My first goal is to make the classroom a safe environment in which to make mistakes. I want to foster a familial learning environment in which students are comfortable going through the journey together.

I use collaborative seating and change seating groups every month.  Within a short time, students have worked with everyone in the class.  We do some peer coaching and modeling: What was great?  What could make this performance better? I have students stand in place whenever they speak or contribute (it becomes less a response to me than a performance for the group as they gain everyone’s attention, and often applause) and rather than call on volunteers, I use popsicle sticks so everyone is expected to be prepared. 

These changes have created a much more interactive classroom atmosphere and risk-taking, as well as communal support, has increased. 

4. What’s the very best thing about being a language educator?

I love teaching a subject that opens up all that makes us human.

The language classroom is first, and foremost, a place of communication.  We learn more about our students and their lives than other teachers (family, homes, activities, dreams).  We have an opportunity to know them as individuals.  We open our students’ eyes and hearts to the world, to its diversity, to its beauty, and to its challenges.  We begin with teaching respect for each other in our classroom and expand globally. 

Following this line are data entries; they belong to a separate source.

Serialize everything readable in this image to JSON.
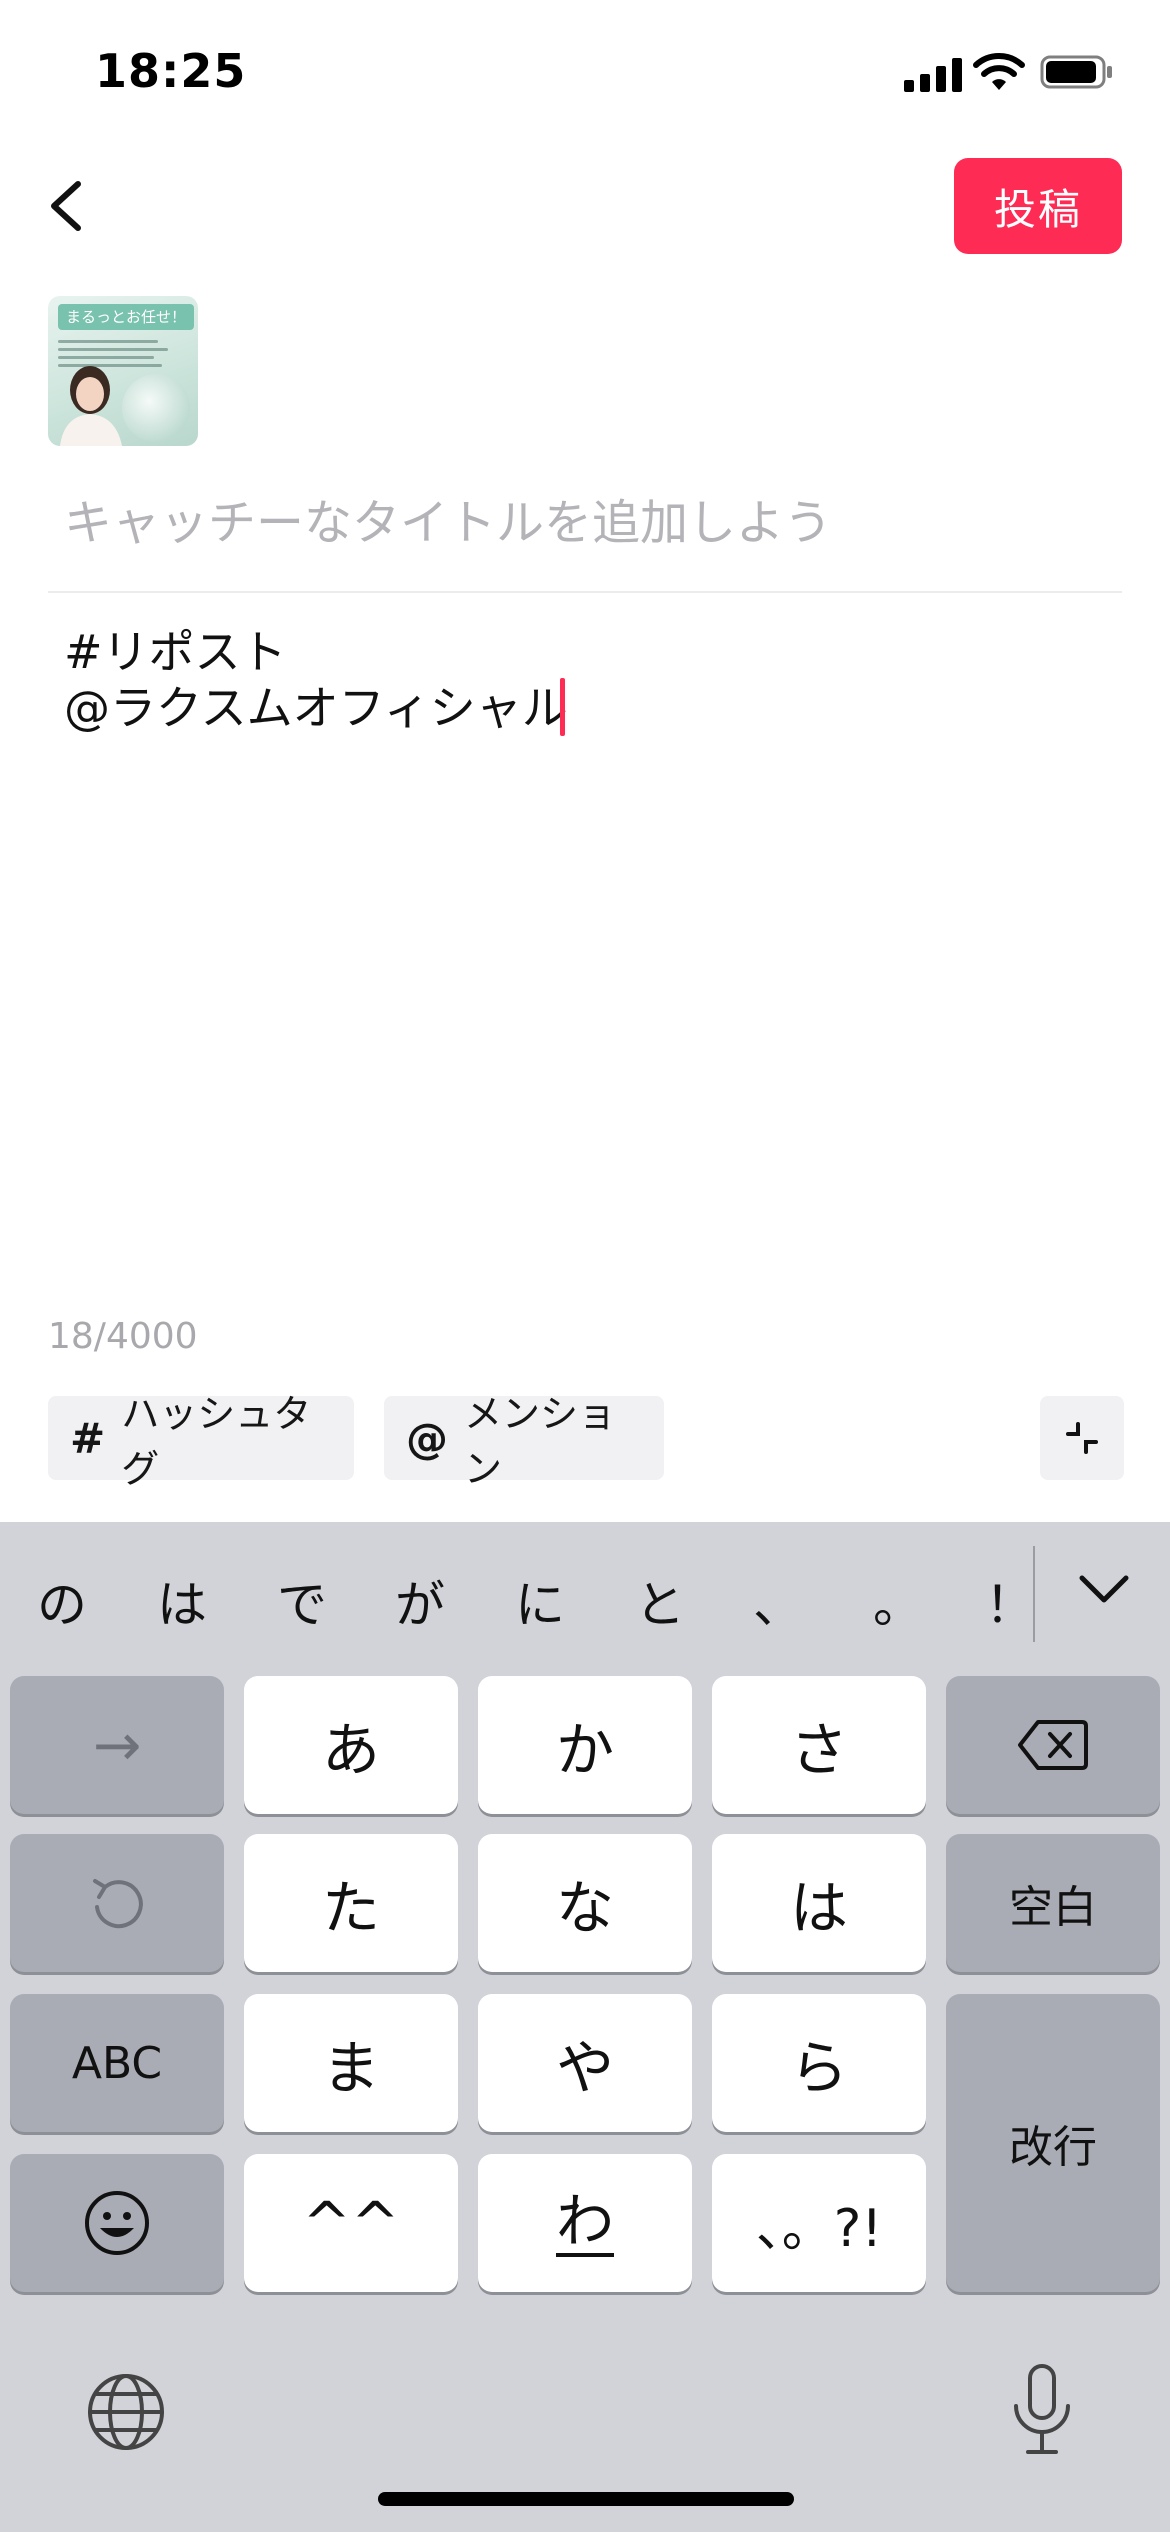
{
  "status": {
    "time": "18:25"
  },
  "header": {
    "post_label": "投稿"
  },
  "thumbnail": {
    "banner_text": "まるっとお任せ！"
  },
  "title": {
    "placeholder": "キャッチーなタイトルを追加しよう"
  },
  "body": {
    "lines": [
      "#リポスト",
      "@ラクスムオフィシャル"
    ]
  },
  "counter": "18/4000",
  "chips": {
    "hashtag": {
      "symbol": "#",
      "label": "ハッシュタグ"
    },
    "mention": {
      "symbol": "@",
      "label": "メンション"
    }
  },
  "keyboard": {
    "suggestions": [
      "の",
      "は",
      "で",
      "が",
      "に",
      "と",
      "、",
      "。",
      "！"
    ],
    "rows": [
      [
        "→",
        "あ",
        "か",
        "さ",
        "delete"
      ],
      [
        "undo",
        "た",
        "な",
        "は",
        "空白"
      ],
      [
        "ABC",
        "ま",
        "や",
        "ら",
        "改行"
      ],
      [
        "emoji",
        "^^",
        "わ",
        "、。?!"
      ]
    ],
    "labels": {
      "arrow": "→",
      "a": "あ",
      "ka": "か",
      "sa": "さ",
      "ta": "た",
      "na": "な",
      "ha": "は",
      "space": "空白",
      "abc": "ABC",
      "ma": "ま",
      "ya": "や",
      "ra": "ら",
      "return": "改行",
      "kaomoji": "^^",
      "wa": "わ",
      "punct": "、。?!"
    }
  },
  "colors": {
    "accent": "#fe2c55",
    "keyboard_bg": "#d1d3d9",
    "key_gray": "#a9acb5"
  }
}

Language is how we live and work. I have the unique privilege of teaching every subject—be it history, literature, science or art—just in L2, as I coach students who I hope will have the opportunity to use the language I teach alongside of the subject they love in the workplace.  

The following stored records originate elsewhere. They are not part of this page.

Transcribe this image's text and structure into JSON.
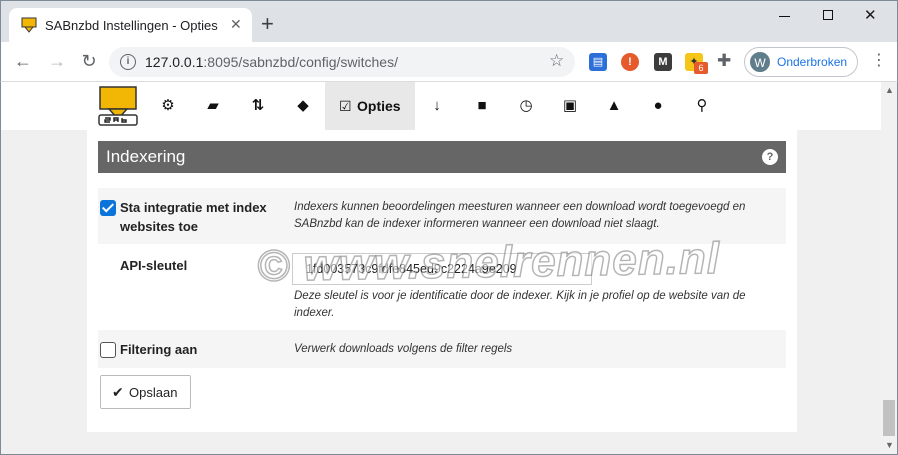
{
  "browser": {
    "tab_title": "SABnzbd Instellingen - Opties",
    "tab_close": "✕",
    "new_tab": "+",
    "url_host": "127.0.0.1",
    "url_rest": ":8095/sabnzbd/config/switches/",
    "profile_initial": "W",
    "profile_label": "Onderbroken",
    "ext_badge": "6"
  },
  "nav": {
    "active_label": "Opties"
  },
  "section": {
    "title": "Indexering"
  },
  "settings": [
    {
      "label": "Sta integratie met index websites toe",
      "checked": true,
      "description": "Indexers kunnen beoordelingen meesturen wanneer een download wordt toegevoegd en SABnzbd kan de indexer informeren wanneer een download niet slaagt."
    },
    {
      "label": "API-sleutel",
      "value": "1fd003573c9fdfe845ed9c2224a9e209",
      "description": "Deze sleutel is voor je identificatie door de indexer. Kijk in je profiel op de website van de indexer."
    },
    {
      "label": "Filtering aan",
      "checked": false,
      "description": "Verwerk downloads volgens de filter regels"
    }
  ],
  "save_button": {
    "label": "Opslaan"
  },
  "watermark": "© www.snelrennen.nl",
  "colors": {
    "accent": "#0b74da",
    "section_header": "#666666",
    "logo_yellow": "#f2b705"
  }
}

My lessons are only limited by time and imagination.  Annual spring break trips allow me to break students out of classroom walls and give them real interpersonal experiences with native speakers.  Not only do they affirm their skills, but exposing them to exotic people and places they would otherwise only see in books (or on the Internet) opens their minds up to possibilities and their own potential. 

Finally, I’m humbled to hear from former students and learn that in some small way, I made an impact on their lives.  They make me proud.

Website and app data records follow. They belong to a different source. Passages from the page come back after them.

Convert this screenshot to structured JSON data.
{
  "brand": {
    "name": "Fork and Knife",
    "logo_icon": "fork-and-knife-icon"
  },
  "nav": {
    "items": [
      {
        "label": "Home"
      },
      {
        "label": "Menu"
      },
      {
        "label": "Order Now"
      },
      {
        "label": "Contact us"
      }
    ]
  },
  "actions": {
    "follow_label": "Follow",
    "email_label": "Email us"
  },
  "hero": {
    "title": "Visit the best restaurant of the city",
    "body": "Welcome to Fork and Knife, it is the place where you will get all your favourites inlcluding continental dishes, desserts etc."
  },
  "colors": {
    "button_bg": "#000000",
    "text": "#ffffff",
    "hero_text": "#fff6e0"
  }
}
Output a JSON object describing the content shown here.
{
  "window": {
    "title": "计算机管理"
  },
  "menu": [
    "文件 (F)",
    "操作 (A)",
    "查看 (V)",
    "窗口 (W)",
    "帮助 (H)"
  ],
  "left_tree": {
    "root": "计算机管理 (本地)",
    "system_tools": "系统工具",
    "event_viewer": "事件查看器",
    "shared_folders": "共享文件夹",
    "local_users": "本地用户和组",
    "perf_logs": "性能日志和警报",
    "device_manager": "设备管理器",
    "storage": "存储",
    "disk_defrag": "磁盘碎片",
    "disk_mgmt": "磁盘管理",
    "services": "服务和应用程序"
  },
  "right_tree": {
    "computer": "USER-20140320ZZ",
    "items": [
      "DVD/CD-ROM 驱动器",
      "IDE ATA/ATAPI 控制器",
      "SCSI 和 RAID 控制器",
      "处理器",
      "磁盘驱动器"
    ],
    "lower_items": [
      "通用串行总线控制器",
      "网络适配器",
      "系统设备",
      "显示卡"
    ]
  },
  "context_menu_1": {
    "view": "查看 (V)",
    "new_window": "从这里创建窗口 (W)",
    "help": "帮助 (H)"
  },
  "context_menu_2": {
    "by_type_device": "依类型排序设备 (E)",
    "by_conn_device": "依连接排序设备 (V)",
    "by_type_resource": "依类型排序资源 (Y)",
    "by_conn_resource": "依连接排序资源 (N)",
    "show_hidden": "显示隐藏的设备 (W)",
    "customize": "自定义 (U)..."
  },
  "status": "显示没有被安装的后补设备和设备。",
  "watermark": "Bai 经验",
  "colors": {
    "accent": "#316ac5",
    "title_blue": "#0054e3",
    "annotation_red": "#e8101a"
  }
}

5. What advice would you give to students who are thinking about becoming language teachers?

DO IT!  We need language teachers more than ever.  As you prepare, look for your own real world opportunities to use your language and strengthen your own language skills—travel, volunteer, make L2 friends—connect through social media if not face-to-face. 

Once you enter the classroom, keep growing your language skills and get professionally active.  Join your state language or language-specific organization and volunteer.  You’ll gain incredible professional mentors and relationships that will serve you throughout your career.

 Bonus Question: Is there a Spanish word or expression that is particularly meaningful to you—and why?

I have always found the Spanish language to be more expressive and precise than English.  (That may explain my Masters in Spanish Literature.)  One phrase that has helped me, and my students, is the subtle change from English to Spanish of the phrase, “Practice makes perfect.”  In Spanish, it’s “La práctica hace el maestro”—which is to suggest that “perfection” isn’t necessarily a valid goal or expectation. 

I had to let go of that red pen as I began to understand how a novice uses perfectly memorized phrases while the intermediate when creating language makes errors, but is advancing.  If I continued to insist on perfection and did not encourage risk, my students would never become proficient language users.

 So, when was the last time a language or cultural experience brought you out of your comfort zone?  Has a language teacher inspired you to leap into the unknown, or have you considered being a teacher who will inspire the next generation to speak another language with empathy and confidence?  

Join the conversation @LeadWLanguages on social media! And like Linda’s students, and others around the country working toward earning the Seal of Biliteracy, be #2bilit2quit